Those of you who follow me (both of you!) know that I blog on a highly irregular basis. I last blogged, in fact, back in July (summer is great for switching off), and wrote then about whether or not to correct learner English, especially if it is publically displayed. Staying with the same theme, I came across this the other day on a place mat of a Japanese restaurant in Córdoba.
‘Napkin’ is good, as was most of the text, including the fascinating history of chopsticks, which have been in use for over 5000 years, as opposed to Western cutlery, which is a mere 400 years old, and was called ‘demonic’ by the Church when it first appeared.
But if they can manage to say all this in almost unflawed English, where on earth did ‘quadrangular’ come from? A ‘quadrangular dish’? Give us a break, guys. It’s ‘square’! The word we use is ‘square’. And that’s beginner vocabulary, so can you please get it right for once?
But perhaps they did get it right. Perhaps they intended to say ‘quadrangular’. Because perhaps they wanted to make precisely the impact that this piece of Spanglish (or Japanglish) did make (on me, at least). Perhaps, in fact, the were deliberately playing with ‘triangular’, and are now designing ‘pentagular’ and ‘hexangular’ serving plates as a marketing ploy.
Like you, I don’t know the answer to all of these ‘perhaps’, and I didn’t have time to stay around and find out (although I suspect the employees don’t know the answer either). But the restaurant was part of an international chain, so it doesn’t seem outrageous to suppose that the ‘mistake’ was deliberate, and was intended to ‘play’ with English just as native speakers do when they talk about a ‘dronie’ (a selfie taken by a drone), or about ‘sheeple’ (people who follow trends blindly, like sheep).

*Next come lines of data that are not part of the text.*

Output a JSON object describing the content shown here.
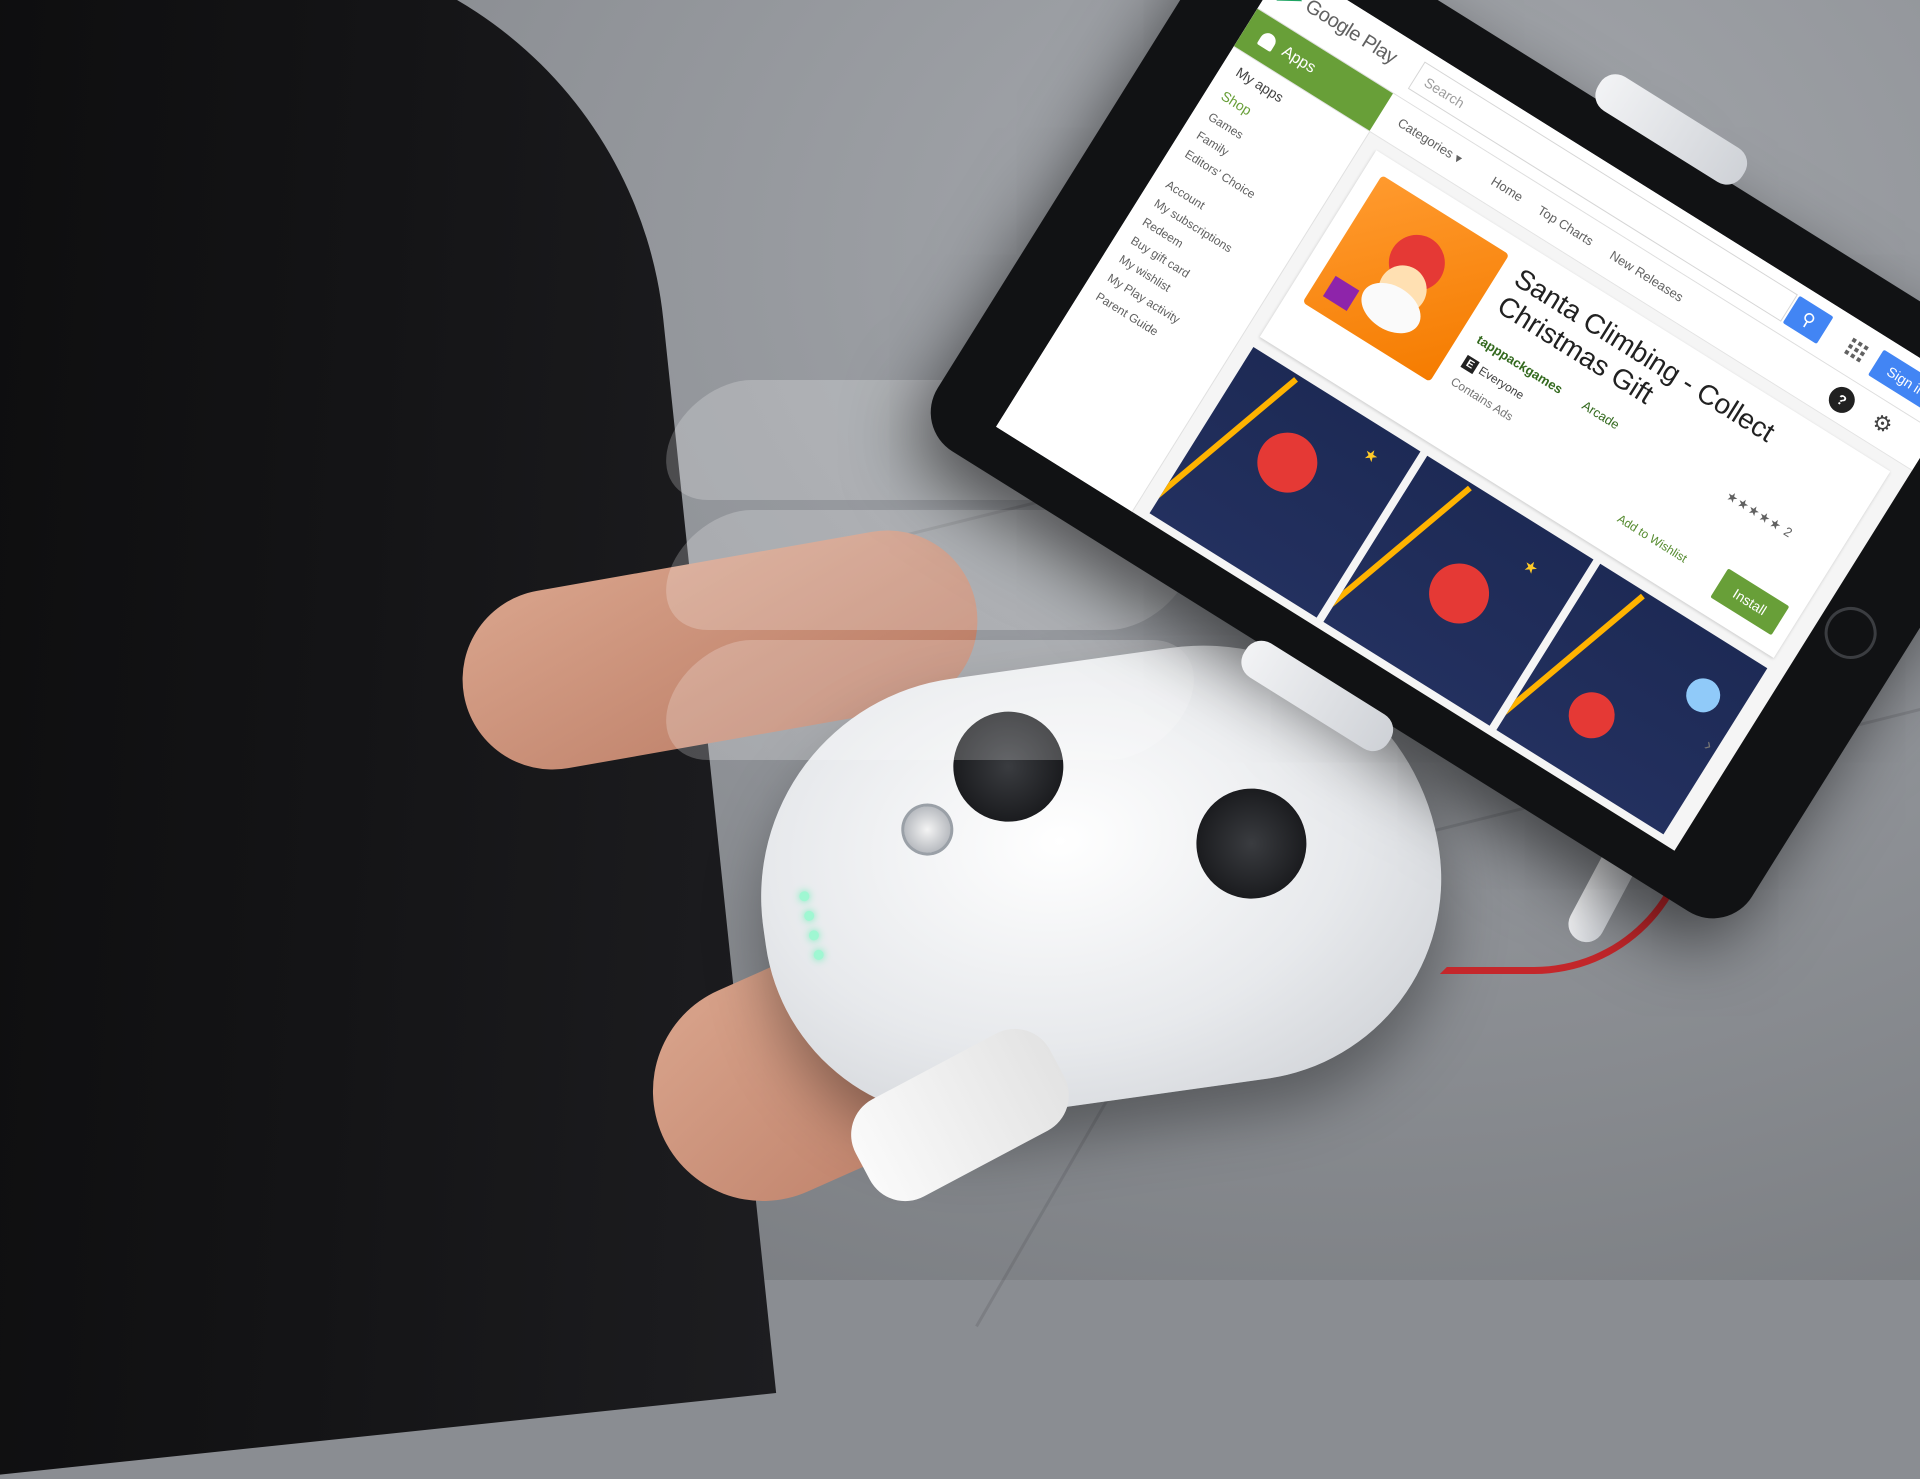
{
  "play": {
    "brand": "Google Play",
    "search_placeholder": "Search",
    "sign_in": "Sign in",
    "apps_tab": "Apps",
    "nav": {
      "categories": "Categories ▾",
      "home": "Home",
      "top_charts": "Top Charts",
      "new_releases": "New Releases"
    }
  },
  "sidebar": {
    "my_apps": "My apps",
    "shop": "Shop",
    "sections": [
      "Games",
      "Family",
      "Editors' Choice"
    ],
    "account_items": [
      "Account",
      "My subscriptions",
      "Redeem",
      "Buy gift card",
      "My wishlist",
      "My Play activity",
      "Parent Guide"
    ]
  },
  "app": {
    "title": "Santa Climbing - Collect Christmas Gift",
    "developer": "tapppackgames",
    "category": "Arcade",
    "content_rating": "Everyone",
    "content_rating_badge": "E",
    "ads_notice": "Contains Ads",
    "stars": "★★★★★ 2",
    "wishlist": "Add to Wishlist",
    "install": "Install"
  },
  "icons": {
    "help": "?",
    "settings": "⚙",
    "search": "⚲",
    "next": "›"
  },
  "colors": {
    "play_green": "#689f38",
    "play_blue": "#4285f4"
  }
}
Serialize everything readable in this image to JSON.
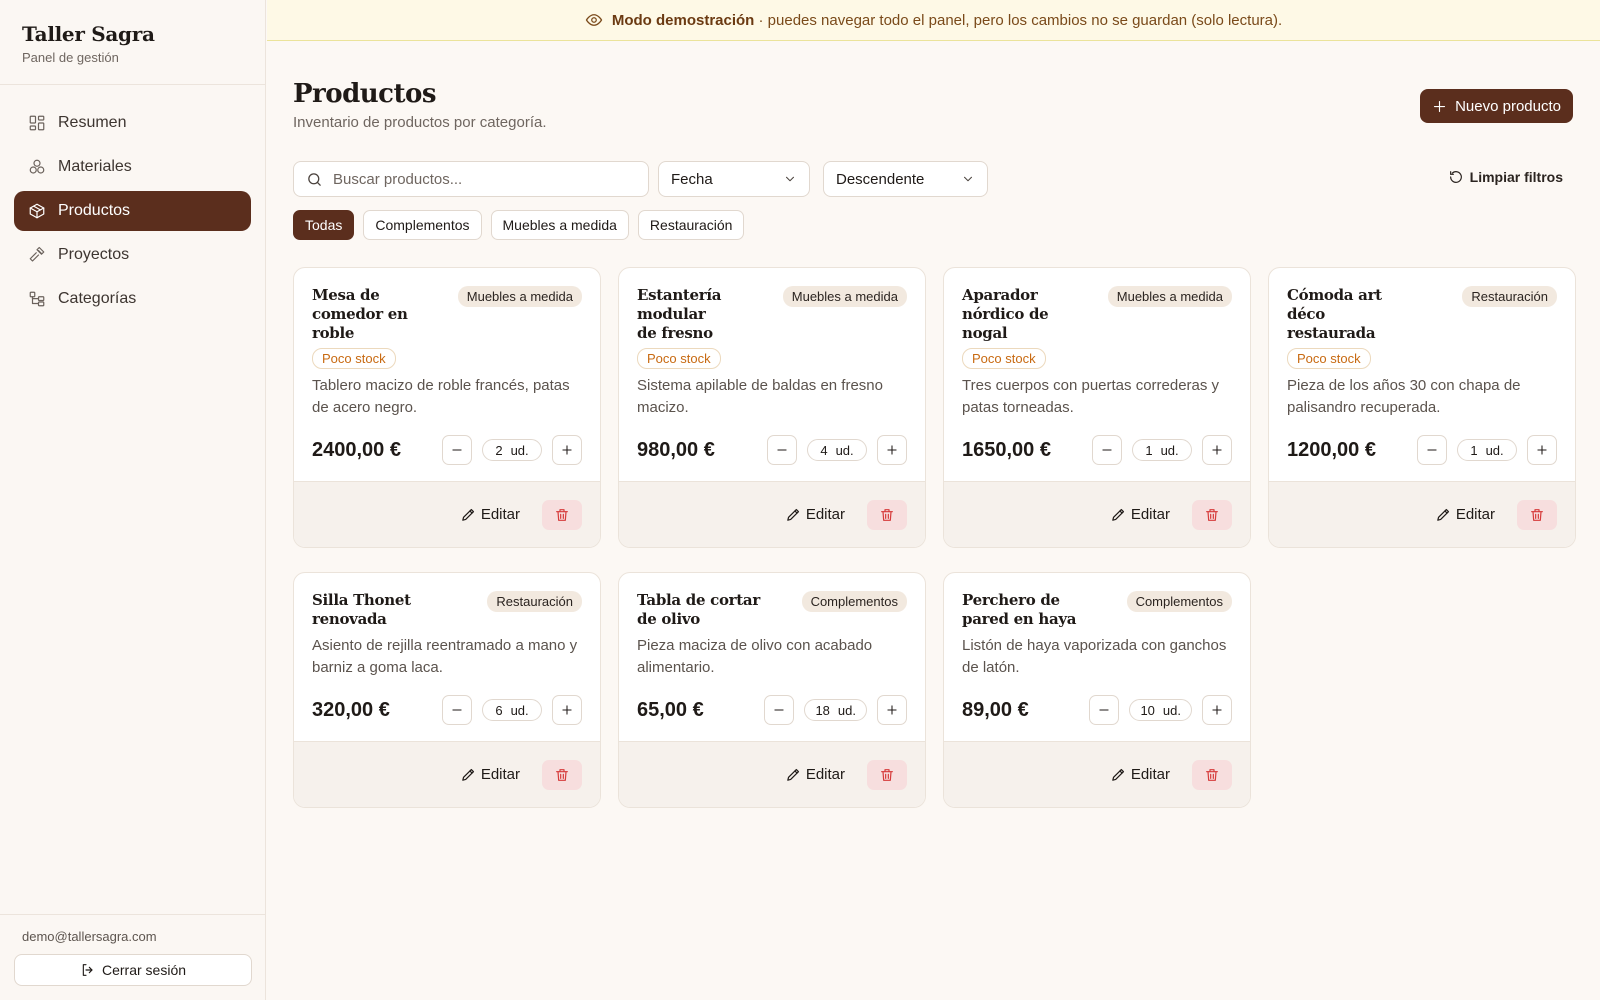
{
  "sidebar": {
    "brand_title": "Taller Sagra",
    "brand_subtitle": "Panel de gestión",
    "items": [
      {
        "label": "Resumen",
        "icon": "dashboard-icon"
      },
      {
        "label": "Materiales",
        "icon": "materials-icon"
      },
      {
        "label": "Productos",
        "icon": "box-icon",
        "active": true
      },
      {
        "label": "Proyectos",
        "icon": "hammer-icon"
      },
      {
        "label": "Categorías",
        "icon": "tree-icon"
      }
    ],
    "user_email": "demo@tallersagra.com",
    "logout_label": "Cerrar sesión"
  },
  "banner": {
    "bold": "Modo demostración",
    "text": " · puedes navegar todo el panel, pero los cambios no se guardan (solo lectura)."
  },
  "header": {
    "title": "Productos",
    "subtitle": "Inventario de productos por categoría.",
    "new_button": "Nuevo producto"
  },
  "filters": {
    "search_placeholder": "Buscar productos...",
    "sort_field": "Fecha",
    "sort_order": "Descendente",
    "clear_label": "Limpiar filtros",
    "chips": [
      "Todas",
      "Complementos",
      "Muebles a medida",
      "Restauración"
    ],
    "active_chip": "Todas"
  },
  "card_labels": {
    "low_stock": "Poco stock",
    "edit": "Editar",
    "unit": "ud."
  },
  "products": [
    {
      "name": "Mesa de comedor en roble",
      "category": "Muebles a medida",
      "low_stock": true,
      "description": "Tablero macizo de roble francés, patas de acero negro.",
      "price": "2400,00 €",
      "qty": "2"
    },
    {
      "name": "Estantería modular de fresno",
      "category": "Muebles a medida",
      "low_stock": true,
      "description": "Sistema apilable de baldas en fresno macizo.",
      "price": "980,00 €",
      "qty": "4"
    },
    {
      "name": "Aparador nórdico de nogal",
      "category": "Muebles a medida",
      "low_stock": true,
      "description": "Tres cuerpos con puertas correderas y patas torneadas.",
      "price": "1650,00 €",
      "qty": "1"
    },
    {
      "name": "Cómoda art déco restaurada",
      "category": "Restauración",
      "low_stock": true,
      "description": "Pieza de los años 30 con chapa de palisandro recuperada.",
      "price": "1200,00 €",
      "qty": "1"
    },
    {
      "name": "Silla Thonet renovada",
      "category": "Restauración",
      "low_stock": false,
      "description": "Asiento de rejilla reentramado a mano y barniz a goma laca.",
      "price": "320,00 €",
      "qty": "6"
    },
    {
      "name": "Tabla de cortar de olivo",
      "category": "Complementos",
      "low_stock": false,
      "description": "Pieza maciza de olivo con acabado alimentario.",
      "price": "65,00 €",
      "qty": "18"
    },
    {
      "name": "Perchero de pared en haya",
      "category": "Complementos",
      "low_stock": false,
      "description": "Listón de haya vaporizada con ganchos de latón.",
      "price": "89,00 €",
      "qty": "10"
    }
  ]
}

The point is that if it is ok for NSs of English to be creative with the language, as with Brexit, vape, selfie stick and Vlogger (a teenager whose videos attract millions on YouTube), all of which were among 30 terms published by The Guardian newspaper as a celebration of the buzzwords that defined 2014, then surely it is OK for NNSs to do the same now that English is a global language or lingua franca.
Admittedly, they might have simply got ‘quadrangular’ wrong, though from the rest of the text on the place mat I find it hard to believe that the authors didn’t know the word ‘square’. Instead, I’m persuaded to think that by using what for me is a good command of English, they have simply had a bit of fun, a bit of what Guy Cook* calls ‘language play’.
At a more serious level, and tying in with a workshop in dealing with learner error that I’m running quite a lot at the moment, I think a student coming up with ‘quadrangular’ needs to be congratulated for his/her creativity. Perhaps they really did want to say plain old ‘square’. But even if this was the case, they have overcome a gap in their vocabulary via the creative application of the rules of the target language, which for me is far more a sign of success than a sign of failure, and which therefore needs rewarding accordingly.
* Cook, G. 2000. Language play, language learning. Oxford: Oxford University Press.